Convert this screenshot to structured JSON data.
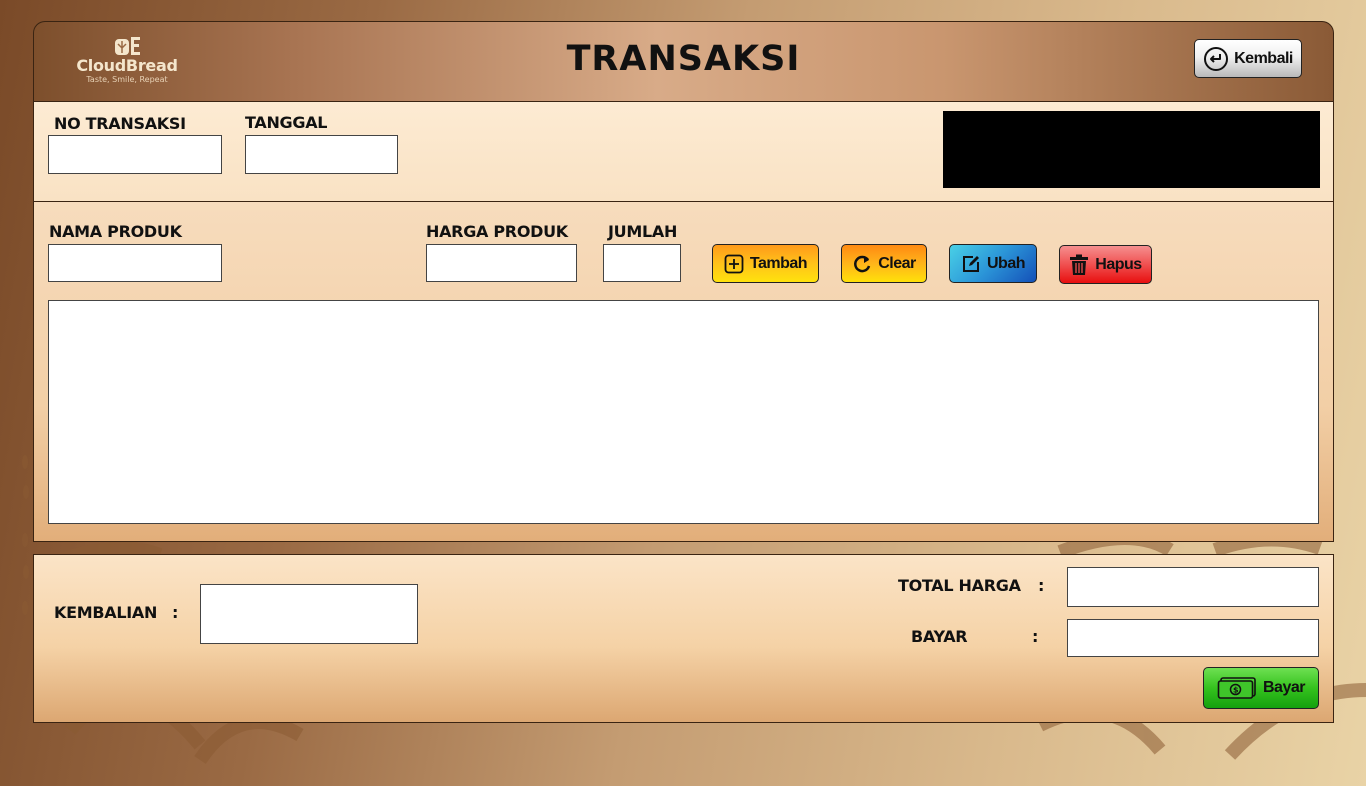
{
  "header": {
    "logo_name": "CloudBread",
    "logo_tagline": "Taste, Smile, Repeat",
    "title": "TRANSAKSI",
    "back_button_label": "Kembali"
  },
  "form_top": {
    "no_transaksi_label": "NO TRANSAKSI",
    "tanggal_label": "TANGGAL",
    "no_transaksi_value": "",
    "tanggal_value": ""
  },
  "form_product": {
    "nama_produk_label": "NAMA PRODUK",
    "harga_produk_label": "HARGA PRODUK",
    "jumlah_label": "JUMLAH",
    "nama_produk_value": "",
    "harga_produk_value": "",
    "jumlah_value": ""
  },
  "actions": {
    "tambah_label": "Tambah",
    "clear_label": "Clear",
    "ubah_label": "Ubah",
    "hapus_label": "Hapus"
  },
  "payment": {
    "kembalian_label": "KEMBALIAN",
    "kembalian_colon": ":",
    "total_harga_label": "TOTAL HARGA",
    "total_harga_colon": ":",
    "bayar_label": "BAYAR",
    "bayar_colon": ":",
    "kembalian_value": "",
    "total_harga_value": "",
    "bayar_value": "",
    "bayar_button_label": "Bayar"
  },
  "icons": {
    "logo": "bread-wheat-icon",
    "back": "return-arrow-icon",
    "tambah": "plus-square-icon",
    "clear": "refresh-icon",
    "ubah": "edit-icon",
    "hapus": "trash-icon",
    "bayar": "money-bill-icon"
  },
  "colors": {
    "header_brown": "#8a5a36",
    "panel_cream": "#fdebd3",
    "tambah_orange": "#ffc21a",
    "ubah_blue": "#2b95d8",
    "hapus_red": "#f05050",
    "bayar_green": "#35c21e"
  }
}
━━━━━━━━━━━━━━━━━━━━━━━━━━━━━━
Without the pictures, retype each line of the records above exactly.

● **Answer box**
Convert this screenshot to structured JSON data.
{
  "header": {
    "logo_name": "CloudBread",
    "logo_tagline": "Taste, Smile, Repeat",
    "title": "TRANSAKSI",
    "back_button_label": "Kembali"
  },
  "form_top": {
    "no_transaksi_label": "NO TRANSAKSI",
    "tanggal_label": "TANGGAL",
    "no_transaksi_value": "",
    "tanggal_value": ""
  },
  "form_product": {
    "nama_produk_label": "NAMA PRODUK",
    "harga_produk_label": "HARGA PRODUK",
    "jumlah_label": "JUMLAH",
    "nama_produk_value": "",
    "harga_produk_value": "",
    "jumlah_value": ""
  },
  "actions": {
    "tambah_label": "Tambah",
    "clear_label": "Clear",
    "ubah_label": "Ubah",
    "hapus_label": "Hapus"
  },
  "payment": {
    "kembalian_label": "KEMBALIAN",
    "kembalian_colon": ":",
    "total_harga_label": "TOTAL HARGA",
    "total_harga_colon": ":",
    "bayar_label": "BAYAR",
    "bayar_colon": ":",
    "kembalian_value": "",
    "total_harga_value": "",
    "bayar_value": "",
    "bayar_button_label": "Bayar"
  },
  "icons": {
    "logo": "bread-wheat-icon",
    "back": "return-arrow-icon",
    "tambah": "plus-square-icon",
    "clear": "refresh-icon",
    "ubah": "edit-icon",
    "hapus": "trash-icon",
    "bayar": "money-bill-icon"
  },
  "colors": {
    "header_brown": "#8a5a36",
    "panel_cream": "#fdebd3",
    "tambah_orange": "#ffc21a",
    "ubah_blue": "#2b95d8",
    "hapus_red": "#f05050",
    "bayar_green": "#35c21e"
  }
}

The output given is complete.